I make abstract ink paintings on Yupo that reference organic forms such as the geological, physical, or cosmic, as well as objects and surfaces I see in my urban environment. Because Yupo is a non-absorbent surface, natural processes like evaporation play a large role in the finished pieces. When dry, my painted forms often give the impression they are still fluid, or captured in transition. They may appear almost weightless or conversely, heavy and solid. I feel the work is most successful when it possesses properties of multiple states of matter simultaneously. I often leave the white background unpainted because I am interested in freeing my forms from context and spatial clues, abstracting them and forcing attention to and an examination of the surface. I want scale to be in question, causing viewers to wonder whether they are looking at a macro or micro view, something seen through a microscope or a telescope. Surface quality, texture, reaction to light, and value shifts are integral to my work, as is the process of mixing different materials and watching them react. I use fluid inks and paints on a slick plastic surface because nothing gets absorbed and I like the juxtaposition of the fluid media and organic forms on a uniform, man made surface.

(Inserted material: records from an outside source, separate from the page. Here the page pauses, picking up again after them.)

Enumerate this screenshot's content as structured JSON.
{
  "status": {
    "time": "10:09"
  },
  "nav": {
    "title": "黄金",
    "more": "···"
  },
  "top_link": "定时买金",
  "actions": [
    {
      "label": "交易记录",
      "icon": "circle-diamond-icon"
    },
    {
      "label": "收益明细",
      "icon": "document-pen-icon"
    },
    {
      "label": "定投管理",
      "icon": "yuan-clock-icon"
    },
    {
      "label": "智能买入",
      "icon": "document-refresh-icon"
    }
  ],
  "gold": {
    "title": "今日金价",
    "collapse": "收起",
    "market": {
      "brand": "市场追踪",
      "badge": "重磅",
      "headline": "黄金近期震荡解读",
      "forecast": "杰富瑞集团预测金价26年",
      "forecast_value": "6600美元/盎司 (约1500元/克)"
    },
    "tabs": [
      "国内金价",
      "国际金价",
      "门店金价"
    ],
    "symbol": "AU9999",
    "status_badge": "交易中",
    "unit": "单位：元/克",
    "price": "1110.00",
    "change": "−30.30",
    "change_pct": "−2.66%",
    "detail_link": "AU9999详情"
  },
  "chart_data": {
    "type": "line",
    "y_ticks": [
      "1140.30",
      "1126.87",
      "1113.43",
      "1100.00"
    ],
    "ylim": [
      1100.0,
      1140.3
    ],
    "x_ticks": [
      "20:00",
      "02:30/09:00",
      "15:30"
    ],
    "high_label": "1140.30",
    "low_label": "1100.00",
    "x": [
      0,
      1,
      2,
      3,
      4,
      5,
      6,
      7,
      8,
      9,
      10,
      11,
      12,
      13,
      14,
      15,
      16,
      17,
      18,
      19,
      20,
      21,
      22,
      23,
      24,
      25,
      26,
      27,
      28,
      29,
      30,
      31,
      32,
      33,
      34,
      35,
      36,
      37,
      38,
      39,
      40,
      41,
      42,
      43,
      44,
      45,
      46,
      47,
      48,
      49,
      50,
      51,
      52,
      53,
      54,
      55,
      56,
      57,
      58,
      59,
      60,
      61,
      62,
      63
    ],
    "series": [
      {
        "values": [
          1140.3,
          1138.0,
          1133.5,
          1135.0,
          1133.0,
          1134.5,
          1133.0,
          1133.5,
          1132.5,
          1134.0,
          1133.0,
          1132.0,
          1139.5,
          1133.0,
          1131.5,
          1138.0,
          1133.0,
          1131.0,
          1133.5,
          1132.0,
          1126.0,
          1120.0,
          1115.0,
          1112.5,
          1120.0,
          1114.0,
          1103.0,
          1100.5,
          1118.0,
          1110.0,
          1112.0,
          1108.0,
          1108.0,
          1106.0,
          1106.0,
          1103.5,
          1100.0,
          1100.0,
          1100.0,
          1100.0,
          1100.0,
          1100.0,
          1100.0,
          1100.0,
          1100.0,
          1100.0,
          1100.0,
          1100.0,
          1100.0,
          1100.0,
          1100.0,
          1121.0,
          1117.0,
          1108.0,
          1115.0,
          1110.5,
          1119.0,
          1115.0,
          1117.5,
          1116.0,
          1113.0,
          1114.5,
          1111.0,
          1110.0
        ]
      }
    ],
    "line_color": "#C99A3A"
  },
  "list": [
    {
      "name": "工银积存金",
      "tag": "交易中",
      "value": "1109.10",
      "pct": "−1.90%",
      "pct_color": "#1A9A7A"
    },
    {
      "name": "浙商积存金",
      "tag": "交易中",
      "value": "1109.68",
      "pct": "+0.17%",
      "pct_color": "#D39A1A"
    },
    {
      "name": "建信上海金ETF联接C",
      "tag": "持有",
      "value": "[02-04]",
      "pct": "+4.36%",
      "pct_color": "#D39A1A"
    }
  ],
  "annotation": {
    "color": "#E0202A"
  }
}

The results can appear textural, dimensional, reflective, layered, or photographic, but are largely smooth and flat, vulnerable on the surface.

My paintings are often mistaken for photographs because of the nature of the way the ink dries on Yupo.  Photographs of my work often get confused for photographs of sculptures because of the value shifts and perceived dimensionality as well as the white space I leave around the painted forms. This ambiguity of media and materials often leads to the most commonly asked question about my work: What is it? I want the answer to be that it can be many things at once, the way our natural elements change depending on how they are combined under different circumstances to make up our world. I am open to the multiplicity of potential interpretations of my work and I hope to inspire curiosity, imagination, an association with the familiar, and an embrace of the abstract.

In my photography I am drawn to repetition of forms, geometric and organic shapes and lines, bright color, and surfaces that draw me in for a closer look. I pay close attention to sidewalks and walls and seek the traces of humanity and contact left behind in my urban environments. I capture decay, rust, stains, layers revealed or added, and other evidence of the passage of time. I do not often include the human subject but feel much of my work is related to isolation and disconnection in a visually full and overstimulating world.